The story of Walt, an irrepressible orphan from the Mid-West. Under the tutelage of the mesmerising Master Yehudi, Walt is taken back to the mysterious house on the plains to prepare not only for the ability to fly, but also for the stardom that will accompany it.
What I thought:
It is no secret that I am a big fan of Paul Auster. I find his books incredibly engaging and I love the darkness that underpins them. They are not stories that come together in some neat Hollywood happy ending. Having said that, I don’t think book was one of his best. I didn’t find the plot quite so engaging and it lacked one of my favourite things about Auster – his ability to weave a story within a story.
It was a decent read and it is a book that I would like to read again because I don’t feel I gave it my full concentration, but in my view he has written better. I would still suggest giving it a go, but if it doesn’t ‘do it for you’ then try one of his others because he is a fantastic author.
Thursday, 15 October 2009
Author: Graham Swift
Number of pages: 368
Started: 5 October 2009
Finished: 15 October 2009
"'And don't forget,' my father would say, as if he expected me at any moment to up and leave to seek my fortune in the wide world, 'whatever you learn about people, however bad they turn out, each one of them has a heart, and each one of them was once a tiny baby sucking his mother's milk...'"
First published in 1983, Graham Swift's multilayered chronicle set in the Cambridgeshire Fens is widely regarded as one of the finest British novels of the 1980s. Tom Crick is a history teacher, but the history that absorbs him is his own and his family's. The past, with its secrets and oddities, hangs heavy on him, pushing him towards a heartbreaking new crisis in his life. Swift's powerful psychological drama takes in life and death, betrayal and compassion; his setting, the brooding landscape of the marshy Fens, is utterly compelling.
What I thought:
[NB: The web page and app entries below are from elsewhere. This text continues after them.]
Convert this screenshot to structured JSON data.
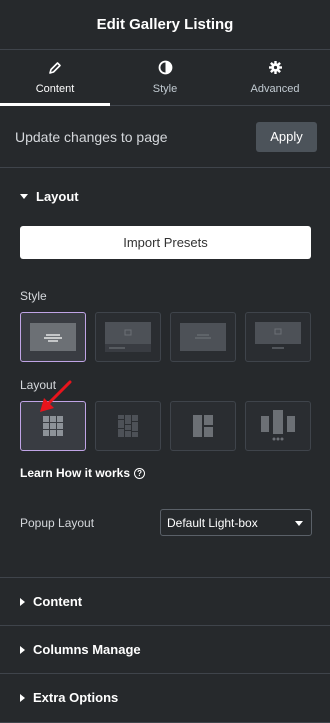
{
  "header": {
    "title": "Edit Gallery Listing"
  },
  "tabs": [
    {
      "label": "Content",
      "icon": "pencil-icon",
      "active": true
    },
    {
      "label": "Style",
      "icon": "contrast-icon",
      "active": false
    },
    {
      "label": "Advanced",
      "icon": "gear-icon",
      "active": false
    }
  ],
  "update": {
    "text": "Update changes to page",
    "apply_label": "Apply"
  },
  "layout_section": {
    "title": "Layout",
    "import_label": "Import Presets",
    "style_label": "Style",
    "layout_label": "Layout",
    "learn_label": "Learn How it works",
    "popup_label": "Popup Layout",
    "popup_value": "Default Light-box"
  },
  "sections": [
    {
      "title": "Content"
    },
    {
      "title": "Columns Manage"
    },
    {
      "title": "Extra Options"
    }
  ],
  "colors": {
    "background": "#26292c",
    "selected_border": "#c0a4e6",
    "annotation_arrow": "#e8141c"
  }
}
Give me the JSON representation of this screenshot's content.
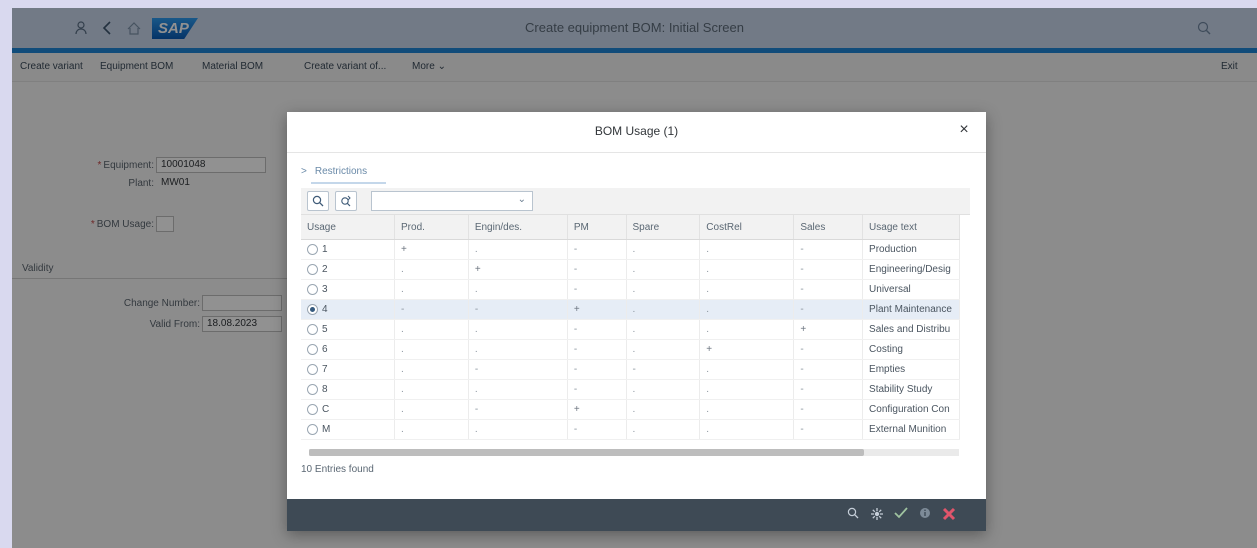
{
  "shell": {
    "title": "Create equipment BOM: Initial Screen",
    "logo": "SAP",
    "icons": [
      "user-icon",
      "back-icon",
      "home-icon",
      "search-icon"
    ]
  },
  "toolbar": {
    "items": [
      "Create variant",
      "Equipment BOM",
      "Material BOM",
      "Create variant of...",
      "More"
    ],
    "exit": "Exit"
  },
  "form": {
    "equipment_label": "Equipment:",
    "equipment_value": "10001048",
    "plant_label": "Plant:",
    "plant_value": "MW01",
    "bom_usage_label": "BOM Usage:",
    "validity_title": "Validity",
    "change_number_label": "Change Number:",
    "valid_from_label": "Valid From:",
    "valid_from_value": "18.08.2023"
  },
  "dialog": {
    "title": "BOM Usage (1)",
    "close": "×",
    "restrictions": "Restrictions",
    "columns": [
      "Usage",
      "Prod.",
      "Engin/des.",
      "PM",
      "Spare",
      "CostRel",
      "Sales",
      "Usage text"
    ],
    "rows": [
      {
        "usage": "1",
        "prod": "+",
        "eng": ".",
        "pm": "-",
        "spare": ".",
        "cost": ".",
        "sales": "-",
        "text": "Production",
        "selected": false
      },
      {
        "usage": "2",
        "prod": ".",
        "eng": "+",
        "pm": "-",
        "spare": ".",
        "cost": ".",
        "sales": "-",
        "text": "Engineering/Desig",
        "selected": false
      },
      {
        "usage": "3",
        "prod": ".",
        "eng": ".",
        "pm": "-",
        "spare": ".",
        "cost": ".",
        "sales": "-",
        "text": "Universal",
        "selected": false
      },
      {
        "usage": "4",
        "prod": "-",
        "eng": "-",
        "pm": "+",
        "spare": ".",
        "cost": ".",
        "sales": "-",
        "text": "Plant Maintenance",
        "selected": true
      },
      {
        "usage": "5",
        "prod": ".",
        "eng": ".",
        "pm": "-",
        "spare": ".",
        "cost": ".",
        "sales": "+",
        "text": "Sales and Distribu",
        "selected": false
      },
      {
        "usage": "6",
        "prod": ".",
        "eng": ".",
        "pm": "-",
        "spare": ".",
        "cost": "+",
        "sales": "-",
        "text": "Costing",
        "selected": false
      },
      {
        "usage": "7",
        "prod": ".",
        "eng": "-",
        "pm": "-",
        "spare": "-",
        "cost": ".",
        "sales": "-",
        "text": "Empties",
        "selected": false
      },
      {
        "usage": "8",
        "prod": ".",
        "eng": ".",
        "pm": "-",
        "spare": ".",
        "cost": ".",
        "sales": "-",
        "text": "Stability Study",
        "selected": false
      },
      {
        "usage": "C",
        "prod": ".",
        "eng": "-",
        "pm": "+",
        "spare": ".",
        "cost": ".",
        "sales": "-",
        "text": "Configuration Con",
        "selected": false
      },
      {
        "usage": "M",
        "prod": ".",
        "eng": ".",
        "pm": "-",
        "spare": ".",
        "cost": ".",
        "sales": "-",
        "text": "External Munition",
        "selected": false
      }
    ],
    "entries_found": "10 Entries found",
    "footer_icons": [
      "search-icon",
      "settings-icon",
      "confirm-icon",
      "info-icon",
      "cancel-icon"
    ]
  }
}
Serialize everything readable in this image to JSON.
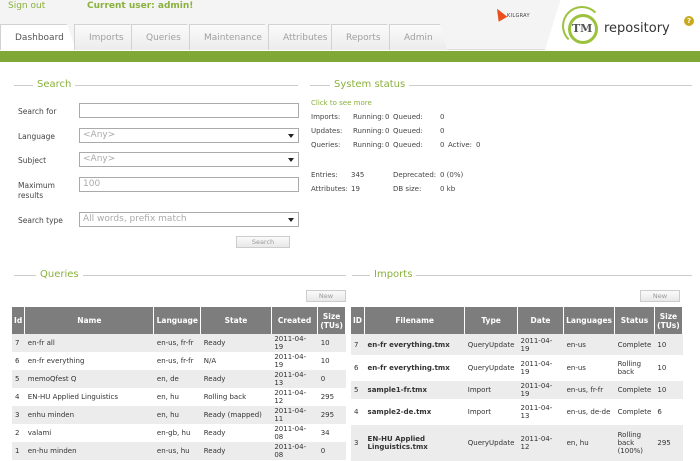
{
  "header": {
    "sign_out": "Sign out",
    "current_user": "Current user: admin!",
    "brand_small": "KILGRAY",
    "logo_tm": "TM",
    "logo_text": "repository",
    "help": "?"
  },
  "tabs": [
    "Dashboard",
    "Imports",
    "Queries",
    "Maintenance",
    "Attributes",
    "Reports",
    "Admin"
  ],
  "search": {
    "title": "Search",
    "search_for_label": "Search for",
    "search_for_value": "",
    "language_label": "Language",
    "language_value": "<Any>",
    "subject_label": "Subject",
    "subject_value": "<Any>",
    "max_label_1": "Maximum",
    "max_label_2": "results",
    "max_value": "100",
    "type_label": "Search type",
    "type_value": "All words, prefix match",
    "button": "Search"
  },
  "status": {
    "title": "System status",
    "link": "Click to see more",
    "rows": [
      {
        "k": "Imports:",
        "r": "Running:",
        "rv": "0",
        "q": "Queued:",
        "qv": "0",
        "a": "",
        "av": ""
      },
      {
        "k": "Updates:",
        "r": "Running:",
        "rv": "0",
        "q": "Queued:",
        "qv": "0",
        "a": "",
        "av": ""
      },
      {
        "k": "Queries:",
        "r": "Running:",
        "rv": "0",
        "q": "Queued:",
        "qv": "0",
        "a": "Active:",
        "av": "0"
      }
    ],
    "entries_label": "Entries:",
    "entries": "345",
    "deprecated_label": "Deprecated:",
    "deprecated": "0 (0%)",
    "attributes_label": "Attributes:",
    "attributes": "19",
    "dbsize_label": "DB size:",
    "dbsize": "0 kb"
  },
  "queries": {
    "title": "Queries",
    "new_button": "New",
    "columns": [
      "Id",
      "Name",
      "Language",
      "State",
      "Created",
      "Size (TUs)"
    ],
    "rows": [
      [
        "7",
        "en-fr all",
        "en-us, fr-fr",
        "Ready",
        "2011-04-19",
        "10"
      ],
      [
        "6",
        "en-fr everything",
        "en-us, fr-fr",
        "N/A",
        "2011-04-19",
        "10"
      ],
      [
        "5",
        "memoQfest Q",
        "en, de",
        "Ready",
        "2011-04-13",
        "0"
      ],
      [
        "4",
        "EN-HU Applied Linguistics",
        "en, hu",
        "Rolling back",
        "2011-04-12",
        "295"
      ],
      [
        "3",
        "enhu minden",
        "en, hu",
        "Ready (mapped)",
        "2011-04-11",
        "295"
      ],
      [
        "2",
        "valami",
        "en-gb, hu",
        "Ready",
        "2011-04-08",
        "34"
      ],
      [
        "1",
        "en-hu minden",
        "en-us, hu",
        "Ready",
        "2011-04-08",
        "0"
      ]
    ]
  },
  "imports": {
    "title": "Imports",
    "new_button": "New",
    "columns": [
      "ID",
      "Filename",
      "Type",
      "Date",
      "Languages",
      "Status",
      "Size (TUs)"
    ],
    "rows": [
      [
        "7",
        "en-fr everything.tmx",
        "QueryUpdate",
        "2011-04-19",
        "en-us",
        "Complete",
        "10"
      ],
      [
        "6",
        "en-fr everything.tmx",
        "QueryUpdate",
        "2011-04-19",
        "en-us",
        "Rolling back",
        "10"
      ],
      [
        "5",
        "sample1-fr.tmx",
        "Import",
        "2011-04-19",
        "en-us, fr-fr",
        "Complete",
        "10"
      ],
      [
        "4",
        "sample2-de.tmx",
        "Import",
        "2011-04-13",
        "en-us, de-de",
        "Complete",
        "6"
      ],
      [
        "3",
        "EN-HU Applied Linguistics.tmx",
        "QueryUpdate",
        "2011-04-12",
        "en, hu",
        "Rolling back (100%)",
        "295"
      ]
    ]
  }
}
I had mixed feelings about this book. Overall I enjoyed it, but I found the parts set in the present more compelling than the parts looking back over the history of the fens and his ancestors. I liked the narrator talking about his own life and telling the tales of his ultimate downfall, but other parts I found dragged a bit and whilst I am sure they had great meaning in them, it mainly passed me by. A decent read, but not wholly satisfying.